      • h 2 = 2(r MZ – r DZ )
      • General population twin registries
      • Twins enrolled at psychiatric institutions
    • Twins reared apart (MZA) studies
      • h 2 = r MZA
      • Too hard to do for less common conditions
  • 10. Adoption Studies
    • Adopted-away offspring
    • Relatives of disordered adoptees, vs. those of normal adoptees
    • Cross-fostering
    • Twins-reared-apart design is really an adoption design
    • Need adoptees reared by non-relatives, from early age
  • 11. Types of Genetic Studies II
    • Segregation studies (e.g., familial hyper-cholesterolemia): fit math models to family data
    • Linkage studies (e.g., Alzheimer disease in N = 2,000 Venezuelan pedigree): fit math models to family data with markers
    • Candidate gene studies (e.g., D5 receptor in schizophrenia), gene cloning & identification
    • Animal studies
      • e.g. “Knockout” studies in the mouse
  • 12. Heston Adoption Study
    • Design: adopted-away offspring
      • Schizophrenic mothers
      • Psychiatrically normal controls
    • Dependent variable: rate of schizophrenia
      • Also look at “schizoid” personality
    • Result: big rate in at-risk adoptees, zero in controls
    • Criticism: diagnoses not blind
  • 13. Subsequent Copenhagen Adoption Studies
    • Adopted-away design (Rosenthal)
    • Biological vs. adoptive relatives of schizophrenic & control adoptees design (Kety)
    • Cross-fostering design (Wender)
      • Didn’t really get off the ground---too hard to find schizophrenic adoptive parents
  • 14. How Much Effect?

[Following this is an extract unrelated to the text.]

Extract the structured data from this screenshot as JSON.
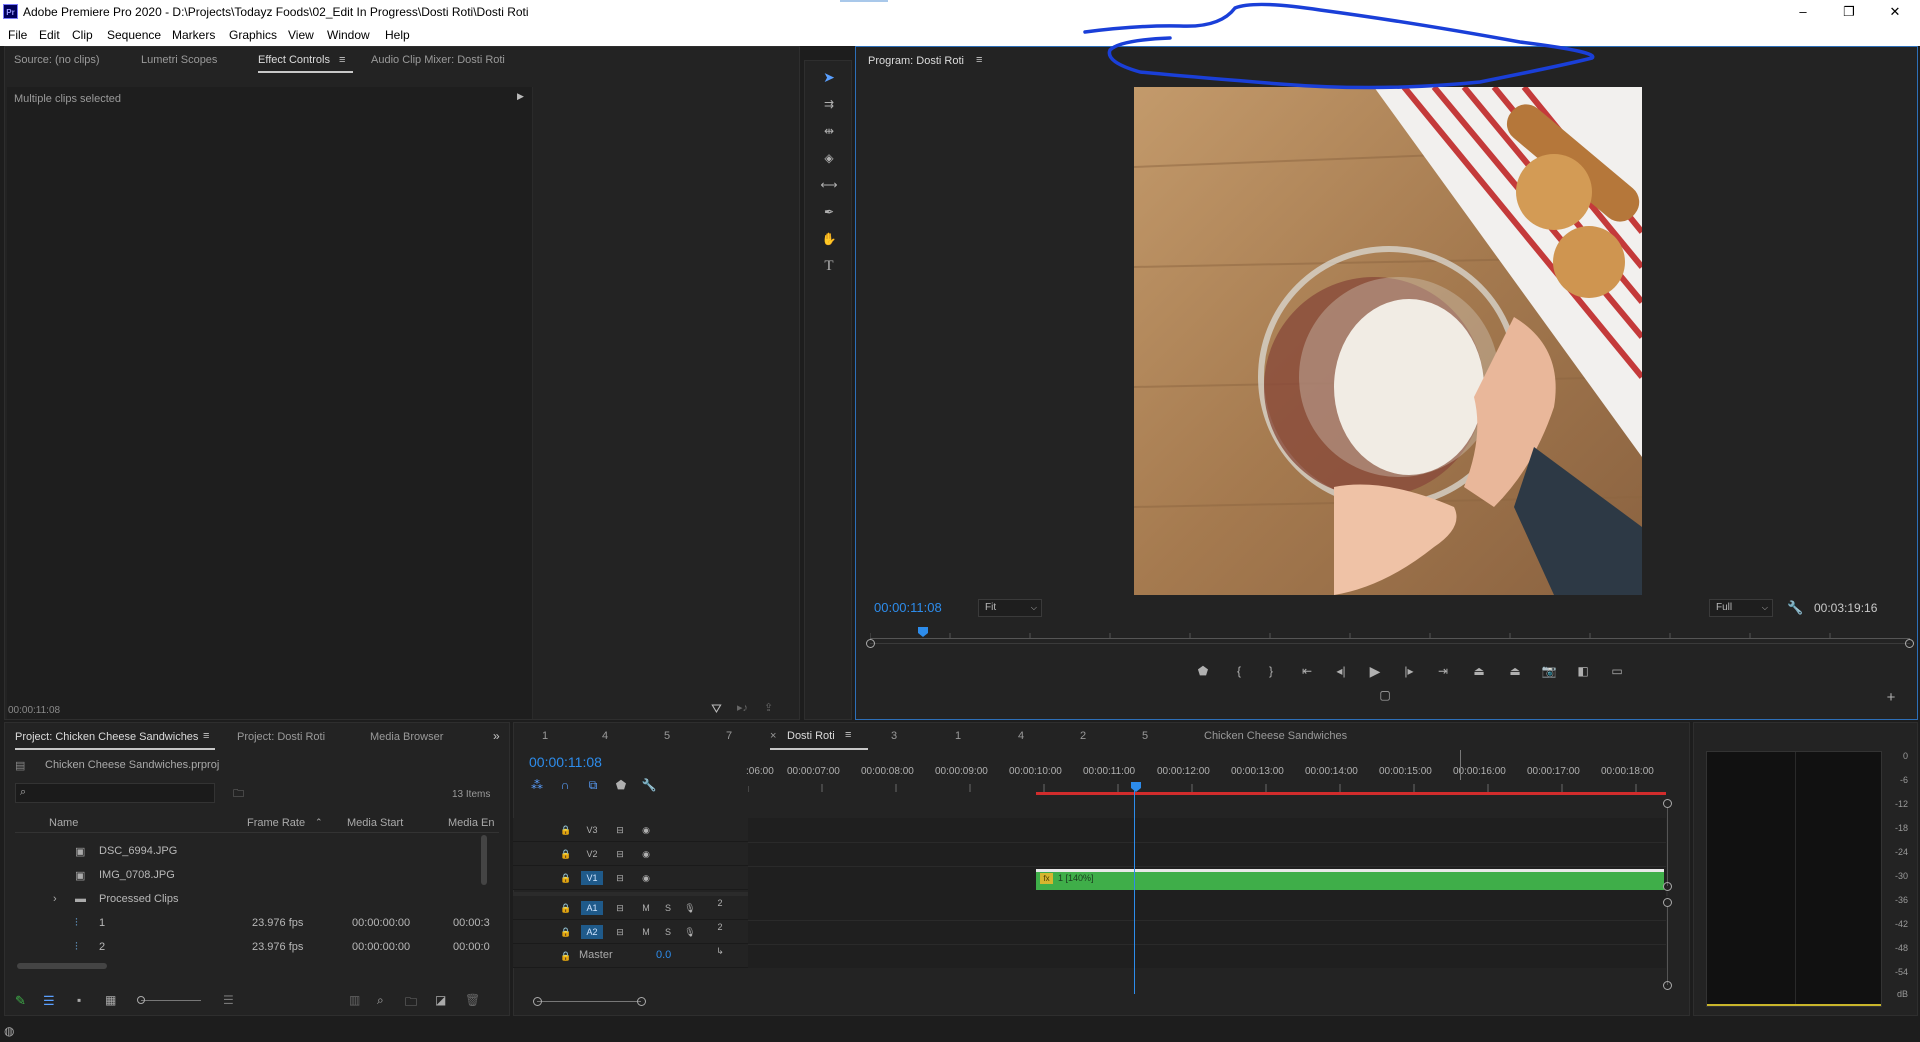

Twin Studies
    • Twin studies from 1920’s to today
    • Every study shows r MZ > r DZ
    • Average heritability about .42 (bipolar is higher, about .7)
    • Older studies (inpatients) give higher heritability than newer studies (more outpatients), e.g., h 2 = .7
    • Severity predicts risk to co-twin
  • 15. Segregation Studies
    • In schizophrenia, segregation analyses (i.e., analyses of fit of family distribution of illness data, to genetic models) hasn’t convinced most that there’s a common single major gene for schizophrenia
    • In some panic disorder families, and maybe some Tourette families, there may be a major gene
  • 16. Linkage Studies
    • This would provide best evidence (short of actually identifying gene) for operation of a genetic factor in mental disorder ABC
    • Many reports of linkage for schizophrenia (C5, C6); essentially zero confirmations from independent labs
    • Mixed confirmation for gene (short arm of X) in a fraction of cases of bipolar illness
  • 17. Types of Neurological Studies
    • Neuroimaging
      • Obsolete technologies---pneumoencephalogram
      • Modern technologies---CT, MRI (structural) SPECT, PET, fMRI (functional)
    • Neuroanatomy (gross, microscopic)
    • Neurotransmitter (receptor) studies
    • Neuropsychological (functional) studies
  • 18. Principal Findings
    • Skull, brain (esp. frontal) of schizophrenics (& bipolars?) smaller on average (CT, MRI)
      • As skull forms around brain in utero , this is developmental process
    • Enlarged cerebral ventricles (& sulci?) in schizophrenia---many replications (CT, MRI)
      • Esp. 4 th ventricle
      • Not artifact of institutionalization or meds---present in teen-aged schizophrenics
      • Effect size sensitive to selection of controls
  • 19. Findings, cont’d
    • Brains of schizophrenics relativel y more hypoactive frontally, when engaged in tasks calling on frontal lobe function
    • Midbrain---hippocampal cell derangement in schizophrenia
    • Excess D2 receptors (esp. in hippocampus?), excess D2 receptor sensitivity in schizophrenics
      • Hotly disputed (Johns Hopkins vs. Karolinska)